We are trying to shift the narrative that OTA only represents the big organic farms. So my job, and this is the first time we’ve had this position, is to represent the smaller farmers better. We’re doing that in-part with the Farmers Advisory Council, which Tilth is a member of.
I don’t think there’s any one way to fix all these problems which can be hard. Small changes can feel like big wins for us.
How have you seen things change in terms of a shift towards sustainable agriculture?
I think there’s a new sense of legitimacy with organic food. It was niche and fringe when I first started farming and now it’s mainstream. That helps us build this great case for the business of organic and sustainable agriculture. The growth of this industry is good for advocacy work.
What policy issues do you see as high priority?
With change in the administration around the corner, there’s a lot still to be seen and we must be nimble so we can react well. Our top priority will be the Farm Bill. Small producers need to know that this affects their operations. We can act as their champion if producers allow a bridge. Slowly but surely we need to make sure this bill protects agriculture across the board. How do you think we can best nurture this community of farmers to become strong advocates for the movement?
How do you think we can best nurture this community of farmers to become strong advocates for the movement?
First, I think we have to embrace all types and scales of organic agriculture. Anyone who is organic should be welcomed into the Tilth tent. It provides the perfect clearinghouse for information and policy work.

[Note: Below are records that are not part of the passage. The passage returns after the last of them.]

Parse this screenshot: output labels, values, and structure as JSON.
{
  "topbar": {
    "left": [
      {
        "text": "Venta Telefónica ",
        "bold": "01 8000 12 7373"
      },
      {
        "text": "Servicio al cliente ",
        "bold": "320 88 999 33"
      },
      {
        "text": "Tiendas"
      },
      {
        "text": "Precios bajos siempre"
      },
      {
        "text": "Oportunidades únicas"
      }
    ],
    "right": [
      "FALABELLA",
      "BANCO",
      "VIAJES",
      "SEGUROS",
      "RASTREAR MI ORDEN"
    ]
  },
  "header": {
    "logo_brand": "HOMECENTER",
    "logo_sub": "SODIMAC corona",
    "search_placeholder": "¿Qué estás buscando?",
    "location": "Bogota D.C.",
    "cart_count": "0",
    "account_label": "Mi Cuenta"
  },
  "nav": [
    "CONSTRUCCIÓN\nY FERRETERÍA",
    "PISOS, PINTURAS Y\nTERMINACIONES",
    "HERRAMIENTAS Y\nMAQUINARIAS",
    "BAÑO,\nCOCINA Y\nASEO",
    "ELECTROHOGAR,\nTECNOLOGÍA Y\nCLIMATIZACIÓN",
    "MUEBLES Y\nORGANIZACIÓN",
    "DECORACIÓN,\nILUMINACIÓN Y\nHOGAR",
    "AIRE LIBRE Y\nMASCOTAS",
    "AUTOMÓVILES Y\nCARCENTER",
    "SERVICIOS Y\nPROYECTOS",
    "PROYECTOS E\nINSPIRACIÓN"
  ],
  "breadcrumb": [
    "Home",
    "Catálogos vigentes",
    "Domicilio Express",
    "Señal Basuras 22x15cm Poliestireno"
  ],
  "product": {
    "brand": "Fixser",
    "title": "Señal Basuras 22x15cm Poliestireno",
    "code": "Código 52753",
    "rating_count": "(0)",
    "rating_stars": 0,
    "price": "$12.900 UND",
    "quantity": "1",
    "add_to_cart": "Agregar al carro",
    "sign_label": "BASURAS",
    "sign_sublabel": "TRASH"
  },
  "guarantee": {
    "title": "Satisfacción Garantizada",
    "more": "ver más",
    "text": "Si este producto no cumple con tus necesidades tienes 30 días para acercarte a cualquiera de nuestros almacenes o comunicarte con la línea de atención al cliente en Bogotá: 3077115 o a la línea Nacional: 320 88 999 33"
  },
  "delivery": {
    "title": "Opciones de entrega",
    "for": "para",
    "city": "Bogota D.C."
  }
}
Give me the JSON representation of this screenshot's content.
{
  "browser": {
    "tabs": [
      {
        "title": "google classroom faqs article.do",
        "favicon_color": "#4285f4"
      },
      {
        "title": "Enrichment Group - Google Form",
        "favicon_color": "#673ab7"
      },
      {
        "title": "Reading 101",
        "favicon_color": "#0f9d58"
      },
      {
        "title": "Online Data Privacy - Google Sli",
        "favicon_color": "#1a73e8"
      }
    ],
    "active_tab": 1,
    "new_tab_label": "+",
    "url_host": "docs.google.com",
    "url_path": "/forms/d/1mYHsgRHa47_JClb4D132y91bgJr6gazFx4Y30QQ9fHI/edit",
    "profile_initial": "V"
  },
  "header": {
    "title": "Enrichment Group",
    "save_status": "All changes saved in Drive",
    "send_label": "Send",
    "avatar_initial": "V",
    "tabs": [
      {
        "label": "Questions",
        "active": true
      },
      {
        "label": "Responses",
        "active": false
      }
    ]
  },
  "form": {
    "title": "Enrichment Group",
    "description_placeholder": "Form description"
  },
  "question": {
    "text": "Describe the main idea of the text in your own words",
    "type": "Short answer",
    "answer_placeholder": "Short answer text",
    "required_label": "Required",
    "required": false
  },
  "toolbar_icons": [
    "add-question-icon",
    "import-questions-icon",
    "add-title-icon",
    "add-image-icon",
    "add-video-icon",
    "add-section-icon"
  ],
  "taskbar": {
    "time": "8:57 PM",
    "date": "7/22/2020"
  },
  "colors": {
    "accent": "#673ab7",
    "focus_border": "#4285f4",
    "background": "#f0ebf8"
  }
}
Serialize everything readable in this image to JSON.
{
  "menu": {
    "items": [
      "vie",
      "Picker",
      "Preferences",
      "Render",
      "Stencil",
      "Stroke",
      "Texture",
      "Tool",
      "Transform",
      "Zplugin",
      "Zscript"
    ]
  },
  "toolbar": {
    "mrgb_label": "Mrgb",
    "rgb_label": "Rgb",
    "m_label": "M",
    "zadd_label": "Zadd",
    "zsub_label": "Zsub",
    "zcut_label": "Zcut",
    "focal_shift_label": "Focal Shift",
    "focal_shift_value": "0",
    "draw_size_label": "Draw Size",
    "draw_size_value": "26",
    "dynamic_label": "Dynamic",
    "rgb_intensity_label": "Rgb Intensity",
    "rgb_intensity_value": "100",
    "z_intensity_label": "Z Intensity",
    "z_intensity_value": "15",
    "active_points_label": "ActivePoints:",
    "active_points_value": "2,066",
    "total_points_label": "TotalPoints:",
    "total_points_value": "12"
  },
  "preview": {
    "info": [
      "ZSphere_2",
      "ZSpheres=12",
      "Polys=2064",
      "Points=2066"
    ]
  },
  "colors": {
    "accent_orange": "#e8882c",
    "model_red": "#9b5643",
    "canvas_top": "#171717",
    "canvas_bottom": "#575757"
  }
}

Second, it’s incredibly important to support your membership organization. By taking advantage of these resources, you can have a direct line to me! Farmers can also join their commodity association if there’s a good fit. Your membership means that your stake in this movement is direct to the people who are championing our work.
And finally, staying up to speed is crucial. I know reading about the Farm Bill isn’t as fun as looking at the seed catalog, but to know what is affecting you as a farmer, you have to know the landscape. It helps you take advantage of your local connections.
Is there anything else you’d like to share with our members?
Tilth was my first avenue as a farmer, and it helped me find this larger community of organic and sustainable farmers. It made me feel like we were doing the right thing, and we’re moving forward with solutions. We’re using business and economy to revolutionize our movement. This movement is helping to solve the world’s important problems like climate change and hunger.
To be honest, I’m still blown away and flattered by this honor. Voices matter; my work doesn’t amount to anything without farmers standing behind us. Farmers are valued and heard, and we know that small change is hard, but that’s the reality we live in. As your advocate, I ask for your patience and encourage open dialogue.